SEATTLE -- The Seahawks were in perfect position, both for a go-ahead field goal and potentially an upset win that would have ranked among the most impressive of the Pete Carroll era, all things considered.
Trailing by two with close to five minutes left against the undefeated Los Angeles Rams, Russell Wilson hit Tyler Lockett for a 44-yard gain. That connection was one of several things the Seahawks had working on Sunday as they went toe-to-toe with the NFC's only undefeated team.

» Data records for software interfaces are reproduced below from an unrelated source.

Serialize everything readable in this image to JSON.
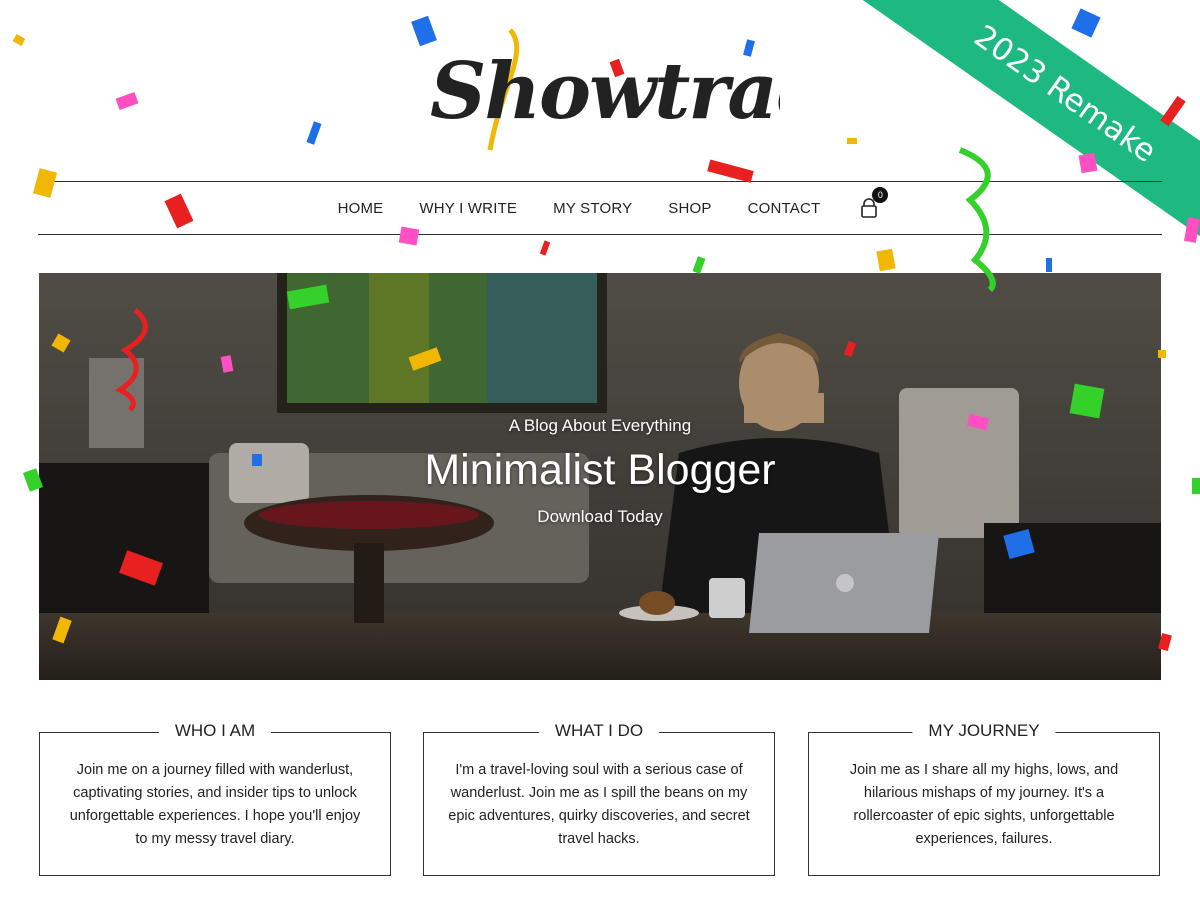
{
  "logo": {
    "text": "Showtrack"
  },
  "ribbon": {
    "label": "2023 Remake"
  },
  "nav": {
    "items": [
      "HOME",
      "WHY I WRITE",
      "MY STORY",
      "SHOP",
      "CONTACT"
    ],
    "cart_count": "0"
  },
  "hero": {
    "subtitle": "A Blog About Everything",
    "title": "Minimalist Blogger",
    "cta": "Download Today"
  },
  "features": [
    {
      "title": "WHO I AM",
      "text": "Join me on a journey filled with wanderlust, captivating stories, and insider tips to unlock unforgettable experiences. I hope you'll enjoy to my messy travel diary."
    },
    {
      "title": "WHAT I DO",
      "text": "I'm a travel-loving soul with a serious case of wanderlust. Join me as I spill the beans on my epic adventures, quirky discoveries, and secret travel hacks."
    },
    {
      "title": "MY JOURNEY",
      "text": "Join me as I share all my highs, lows, and hilarious mishaps of my journey. It's a rollercoaster of epic sights, unforgettable experiences, failures."
    }
  ],
  "colors": {
    "ribbon": "#1db980",
    "text": "#222222",
    "border": "#333333"
  }
}
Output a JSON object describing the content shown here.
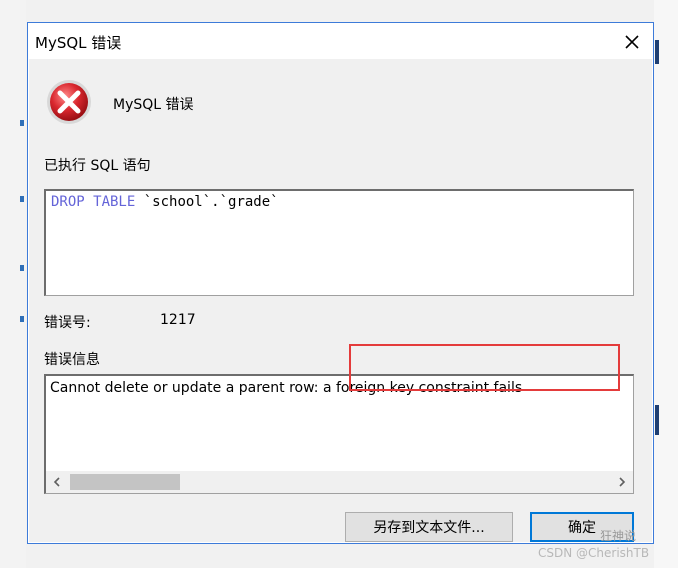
{
  "dialog": {
    "title": "MySQL 错误",
    "header": "MySQL 错误",
    "executed_sql_label": "已执行 SQL 语句",
    "sql_keyword": "DROP TABLE",
    "sql_rest": " `school`.`grade`",
    "error_code_label": "错误号:",
    "error_code": "1217",
    "error_info_label": "错误信息",
    "error_message": "Cannot delete or update a parent row: a foreign key constraint fails",
    "save_button": "另存到文本文件...",
    "ok_button": "确定"
  },
  "icons": {
    "close": "close-icon",
    "error": "error-icon",
    "scroll_left": "chevron-left-icon",
    "scroll_right": "chevron-right-icon"
  },
  "colors": {
    "accent": "#0078d7",
    "error_red": "#d9272e",
    "highlight_red": "#e43b3b",
    "sql_keyword": "#6464d8"
  },
  "watermark": {
    "line1": "狂神说",
    "line2": "CSDN @CherishTB"
  }
}
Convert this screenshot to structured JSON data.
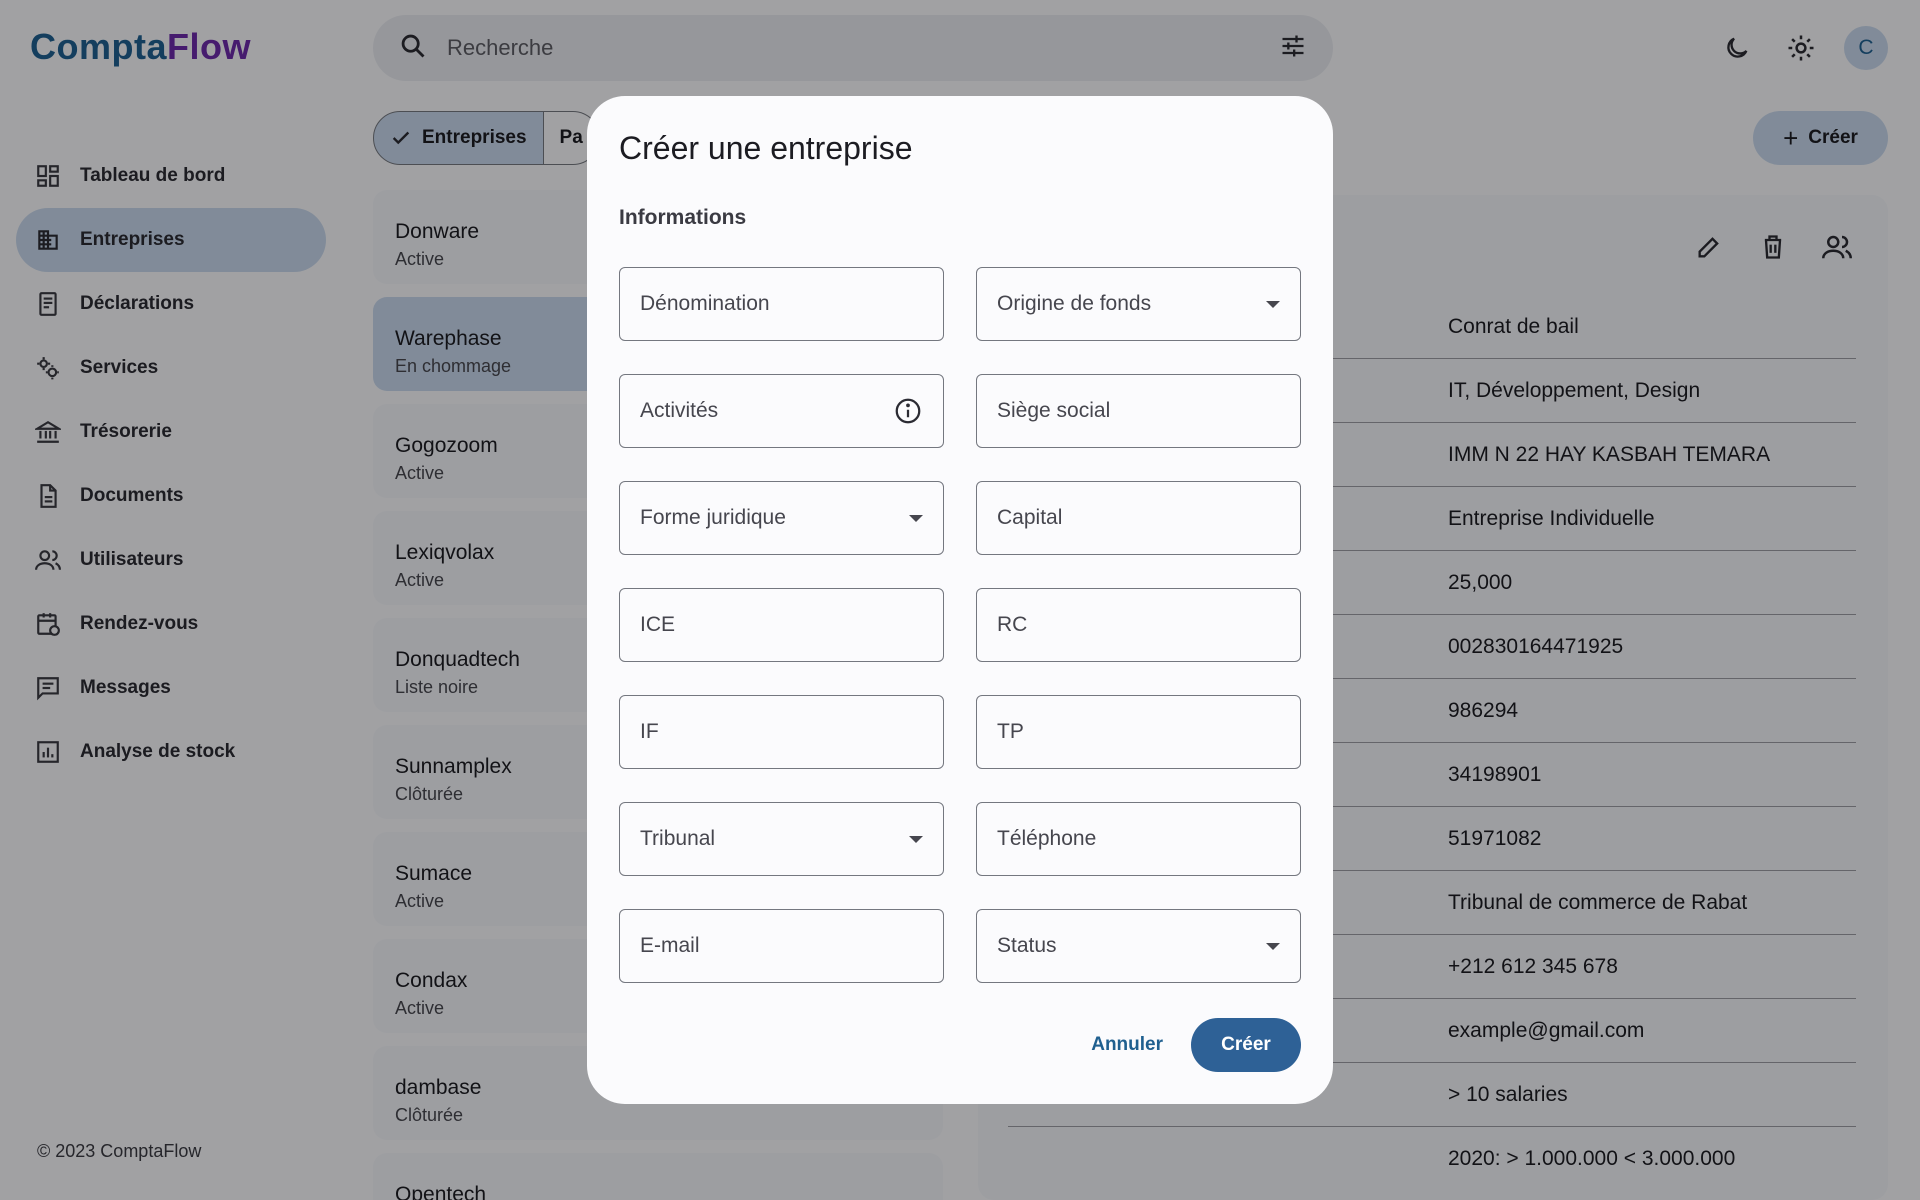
{
  "app": {
    "logo_part1": "Compta",
    "logo_part2": "Flow",
    "footer": "© 2023 ComptaFlow",
    "colors": {
      "primary": "#1f5f8f",
      "accent": "#6b2aa8",
      "selected": "#c4d4e8",
      "button": "#2e6196"
    }
  },
  "sidebar": {
    "items": [
      {
        "label": "Tableau de bord",
        "icon": "dashboard-icon"
      },
      {
        "label": "Entreprises",
        "icon": "building-icon"
      },
      {
        "label": "Déclarations",
        "icon": "document-list-icon"
      },
      {
        "label": "Services",
        "icon": "gears-icon"
      },
      {
        "label": "Trésorerie",
        "icon": "bank-icon"
      },
      {
        "label": "Documents",
        "icon": "file-icon"
      },
      {
        "label": "Utilisateurs",
        "icon": "users-icon"
      },
      {
        "label": "Rendez-vous",
        "icon": "calendar-icon"
      },
      {
        "label": "Messages",
        "icon": "message-icon"
      },
      {
        "label": "Analyse de stock",
        "icon": "chart-icon"
      }
    ]
  },
  "header": {
    "search_placeholder": "Recherche",
    "avatar_initial": "C"
  },
  "toolbar": {
    "chip_selected": "Entreprises",
    "chip_other": "Pa",
    "create_label": "Créer"
  },
  "companies": [
    {
      "name": "Donware",
      "status": "Active"
    },
    {
      "name": "Warephase",
      "status": "En chommage"
    },
    {
      "name": "Gogozoom",
      "status": "Active"
    },
    {
      "name": "Lexiqvolax",
      "status": "Active"
    },
    {
      "name": "Donquadtech",
      "status": "Liste noire"
    },
    {
      "name": "Sunnamplex",
      "status": "Clôturée"
    },
    {
      "name": "Sumace",
      "status": "Active"
    },
    {
      "name": "Condax",
      "status": "Active"
    },
    {
      "name": "dambase",
      "status": "Clôturée"
    },
    {
      "name": "Opentech",
      "status": ""
    }
  ],
  "detail": {
    "values": [
      "Conrat de bail",
      "IT, Développement, Design",
      "IMM N 22 HAY KASBAH TEMARA",
      "Entreprise Individuelle",
      "25,000",
      "002830164471925",
      "986294",
      "34198901",
      "51971082",
      "Tribunal de commerce de Rabat",
      "+212 612 345 678",
      "example@gmail.com",
      "> 10 salaries",
      "2020: > 1.000.000 < 3.000.000"
    ]
  },
  "dialog": {
    "title": "Créer une entreprise",
    "section": "Informations",
    "fields": {
      "denomination": "Dénomination",
      "origine": "Origine de fonds",
      "activites": "Activités",
      "siege": "Siège social",
      "forme": "Forme juridique",
      "capital": "Capital",
      "ice": "ICE",
      "rc": "RC",
      "if": "IF",
      "tp": "TP",
      "tribunal": "Tribunal",
      "telephone": "Téléphone",
      "email": "E-mail",
      "status": "Status"
    },
    "cancel": "Annuler",
    "submit": "Créer"
  }
}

The last of several big plays for the Seahawks’ offense gave them a fresh set of downs at the Rams’ 32, well within Sebastian Janikowski’s range.
“It was right there,” coach Pete Carroll said.
And then it wasn’t.
A false start on Germain Ifedi and a holding penalty on D.J. Fluker in the span of three plays pushed the Seahawks back to the 45. They opted against what would have been a 63-yard attempt into the open end of CenturyLink Field and decided instead to punt. The Rams took over and ran down the clock for 33-31 victory after converting a fourth-and-1 with a Jared Goff sneak.
"I was pretty frustrated about this because we put ourselves in position to win,” Carroll said. We hit the big play to Tyler and we're in field-goal range and we're going to run the clock down. They have no timeouts. We're going to run the clock down, kick a field goal and win the football game and go home.”
Fluker disagreed with the penalty, which negated a 5-yard Mike Davis run that would have put the Seahawks (2-3) at the 30. Carroll didn’t go as far as to say that Fluker shouldn’t have been penalized, but he called it “really disturbing” that it happened.
“We ran the ball 32 times on the day and they ran it 30, I think, so there was 60-something runs and it comes down to, 'Let's throw that flag right there,'” Carroll said. “Unfortunately it happened. They got a great break out of that. It was a great break for them. I haven't seen the play, but there was a lot of plays in that game that probably could have warranted a penalty thrown. And it happened on that play right then. Really, it just pissed me off knowing that was how this thing ended. It was unfortunate."
So many things had to go right for the Seahawks to pull off an upset as seven-point underdogs, and for the game's first 55 minutes, quite a few did. Another big day on the ground for Chris Carson and a typically efficient performance from Wilson -- who tossed three touchdowns without an interception -- helped keep the Seahawks in it.
They also got some timely stops by their defense, which lost another one of its pillars last week when Earl Thomas broke his leg. But the Seahawks could have used Thomas securing the back end while the Rams did to Seattle what their top-ranked offense had been doing to opposing defenses throughout their 4-0 start -- beat them with huge gains. That included completions to Robert Woods that gained 17 and 20 yards on what turned out to be the game-winning field goal drive. Los Angeles racked up 468 yards and averaged a more-than-healthy 7.4 per play. Missed tackles were part of the problem.
“They had some plays that got away from us,” cornerback Shaquill Griffin said.
The Seahawks’ offense had several of its own, including runs of 37 by Davis and 21 by Carson. Seattle finished with 190 yards on the ground, marking three straight weeks in which its running game has delivered after a curiously slow start to the season.
"We literally kicked their ass up front,” Fluker said. “I think that showed everything. We played hard every single snap. I mean, shoot, I don't know how much you can ask for there. They're a great front but they don't want to play that run. They're not about that. They made plays here and there. They're a great football team. Their offense saved them. But at the end of the day, we played hard for 60 minutes in that ball game and, shoot, I just don't understand how we didn't come out on top. But at the end of the day, we all played hard for each other and we're going to see them again. I can't wait for it."
Said Carroll of how the run game has found its footing: "I'm thrilled about that because you can see it, you can tell what kind of team we are now. You know who we are and we know who we are too. We're just getting warmed up."
It's a sign of how times have changed for the once-mighty Seahawks to search for positives in a two-point defeat -- at home, no less. But that's where they are in this season of transition. Trading punches with one of the best teams in the league shows that the distance between them may not be as large as it has looked since the Rams throttled the Seahawks by 35 points in December, their most lopsided loss under Carroll.
They should be favored in next week’s game against the Oakland Raiders (1-4) in London, which will be a prime opportunity to even their record heading into the bye.
But this one was right there for the taking.
“It’s frustrating,” left tackle Duane Brown said of the penalties on the final drive. “That’s when you have to be at your best. I have to go back and see the call. There was some debate on what happened. The false start was just miscommunication. If you give [Janikowski] 5 more yards, we’re right there. It’s a tough one to take on the chin, but like I said, we got some encouraging effort out of it and we’ve got to keep going.”